Looking over the edge of the ridge, he could see the big house below him, several hundred yards away. In front of the house was a wide lawn running down to the shore of  the small bay. At a spot about two-thirds of the way from the house to the water, there was a square black patch of tarmac with a large white circle on it and a cross in the middle. The helipad. He reckoned that gave him a frame about fifty yards wide to cover. He opened up the bipod fixed to the rifle’s barrel and set it carefully at a spot where, with the rifle resting on it, he could easily pan the weapon across the space between the house and the helipad. Then he tested the telescopic sight, so that the grey path leading from the front door of the house to the helipad was perfectly in focus.

Now he had to wait. He glanced at his watch again. 6.40. He was in plenty of time. Now he must be patient, and keep as still as possible. Nothing must be out of the ordinary.

At 6.55 he sensed, rather than heard the beating of the rotors on the heavy air of the morning. Then the sound came too, and then he could see the small helicopter coming over from the east, from the mainland.

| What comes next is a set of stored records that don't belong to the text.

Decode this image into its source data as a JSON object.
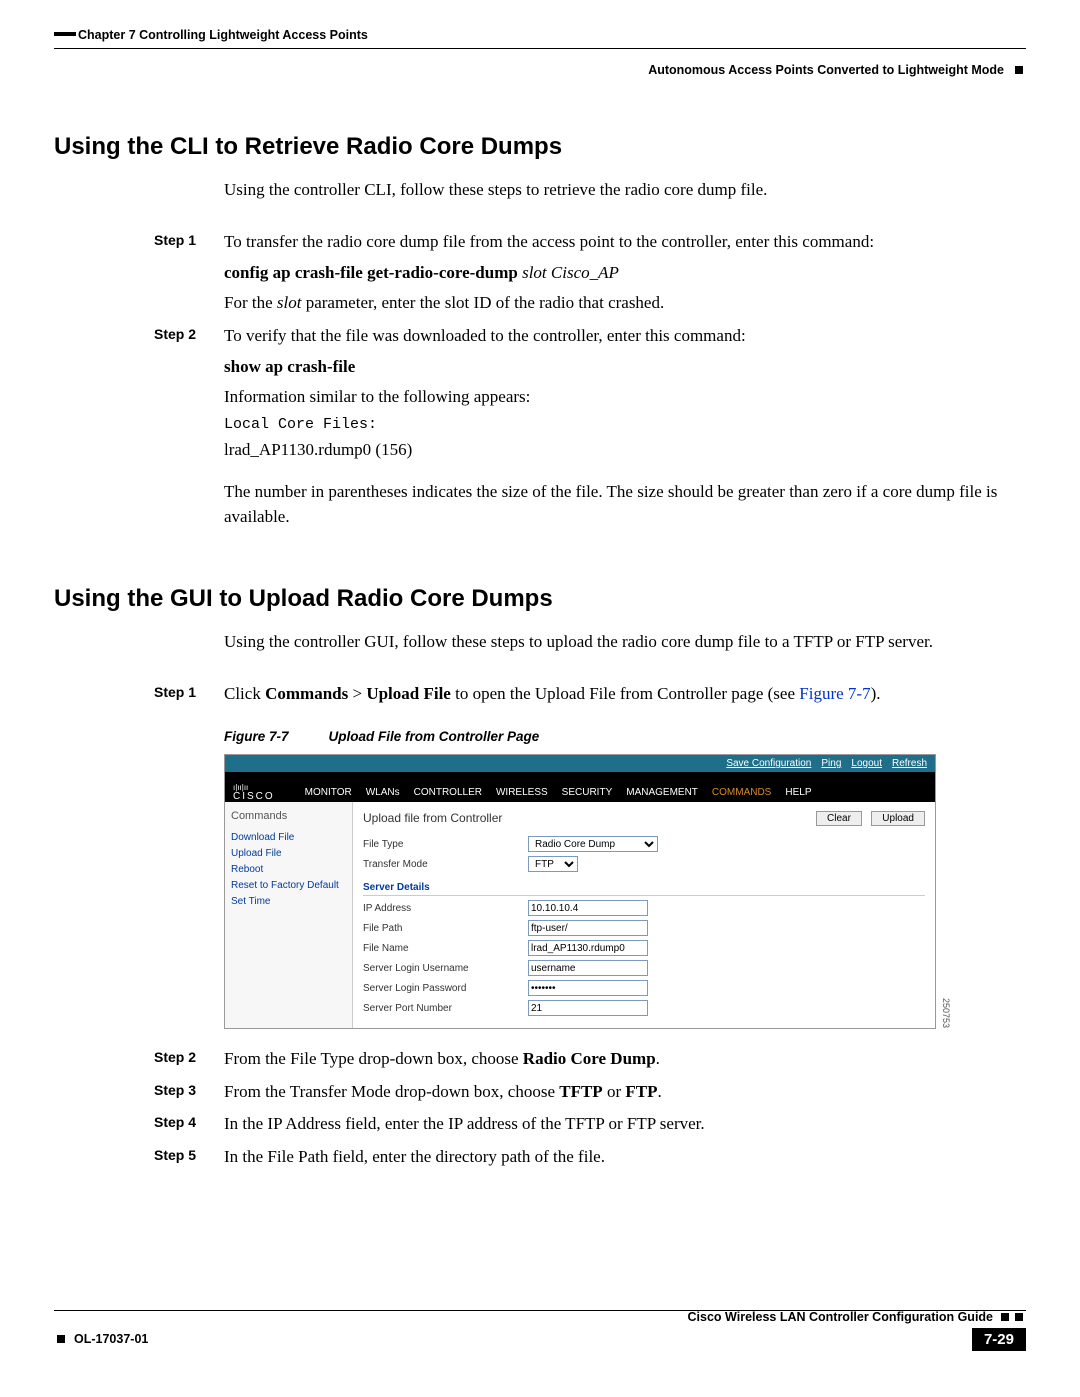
{
  "header": {
    "chapter_left": "Chapter 7    Controlling Lightweight Access Points",
    "right_sub": "Autonomous Access Points Converted to Lightweight Mode"
  },
  "section1": {
    "title": "Using the CLI to Retrieve Radio Core Dumps",
    "intro": "Using the controller CLI, follow these steps to retrieve the radio core dump file.",
    "step1_label": "Step 1",
    "step1_text": "To transfer the radio core dump file from the access point to the controller, enter this command:",
    "step1_cmd_bold": "config ap crash-file get-radio-core-dump ",
    "step1_cmd_ital": "slot Cisco_AP",
    "step1_text2a": "For the ",
    "step1_text2_ital": "slot",
    "step1_text2b": " parameter, enter the slot ID of the radio that crashed.",
    "step2_label": "Step 2",
    "step2_text": "To verify that the file was downloaded to the controller, enter this command:",
    "step2_cmd": "show ap crash-file",
    "step2_info": "Information similar to the following appears:",
    "step2_mono": "Local Core Files:",
    "step2_line": "lrad_AP1130.rdump0   (156)",
    "step2_note": "The number in parentheses indicates the size of the file. The size should be greater than zero if a core dump file is available."
  },
  "section2": {
    "title": "Using the GUI to Upload Radio Core Dumps",
    "intro": "Using the controller GUI, follow these steps to upload the radio core dump file to a TFTP or FTP server.",
    "step1_label": "Step 1",
    "step1_a": "Click ",
    "step1_b": "Commands",
    "step1_c": " > ",
    "step1_d": "Upload File",
    "step1_e": " to open the Upload File from Controller page (see ",
    "step1_link": "Figure 7-7",
    "step1_f": ").",
    "fig_num": "Figure 7-7",
    "fig_title": "Upload File from Controller Page",
    "step2_label": "Step 2",
    "step2_a": "From the File Type drop-down box, choose ",
    "step2_b": "Radio Core Dump",
    "step2_c": ".",
    "step3_label": "Step 3",
    "step3_a": "From the Transfer Mode drop-down box, choose ",
    "step3_b": "TFTP",
    "step3_c": " or ",
    "step3_d": "FTP",
    "step3_e": ".",
    "step4_label": "Step 4",
    "step4_text": "In the IP Address field, enter the IP address of the TFTP or FTP server.",
    "step5_label": "Step 5",
    "step5_text": "In the File Path field, enter the directory path of the file."
  },
  "screenshot": {
    "toplinks": [
      "Save Configuration",
      "Ping",
      "Logout",
      "Refresh"
    ],
    "logo": "CISCO",
    "nav": [
      "MONITOR",
      "WLANs",
      "CONTROLLER",
      "WIRELESS",
      "SECURITY",
      "MANAGEMENT",
      "COMMANDS",
      "HELP"
    ],
    "nav_active_index": 6,
    "side_title": "Commands",
    "side_links": [
      "Download File",
      "Upload File",
      "Reboot",
      "Reset to Factory Default",
      "Set Time"
    ],
    "main_title": "Upload file from Controller",
    "btn_clear": "Clear",
    "btn_upload": "Upload",
    "file_type_label": "File Type",
    "file_type_value": "Radio Core Dump",
    "transfer_mode_label": "Transfer Mode",
    "transfer_mode_value": "FTP",
    "server_details": "Server Details",
    "ip_label": "IP Address",
    "ip_value": "10.10.10.4",
    "path_label": "File Path",
    "path_value": "ftp-user/",
    "name_label": "File Name",
    "name_value": "lrad_AP1130.rdump0",
    "user_label": "Server Login Username",
    "user_value": "username",
    "pass_label": "Server Login Password",
    "pass_value": "•••••••",
    "port_label": "Server Port Number",
    "port_value": "21",
    "sideno": "250753"
  },
  "footer": {
    "guide": "Cisco Wireless LAN Controller Configuration Guide",
    "docid": "OL-17037-01",
    "page": "7-29"
  }
}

As it neared the edge of the land the helicopter seemed to hesitate and hang back from the shore.

Then his eye caught another movement. The door of the house had opened. A man came out and waved to the helicopter, signalling it to land. It moved noisily forward and gingerly settled itself on the helipad. The man on the ground ran, head bent down, over to the helicopter and pulled open a door in its side. He held the door open. No-one got out. The man seemed to be talking to the pilot. After a couple of minutes, he went back towards the house. As he neared the door, he waved to someone inside.

Now the house-door opened again. More people were coming out. He eased the rifle gently away from the helicopter and focused on the figures.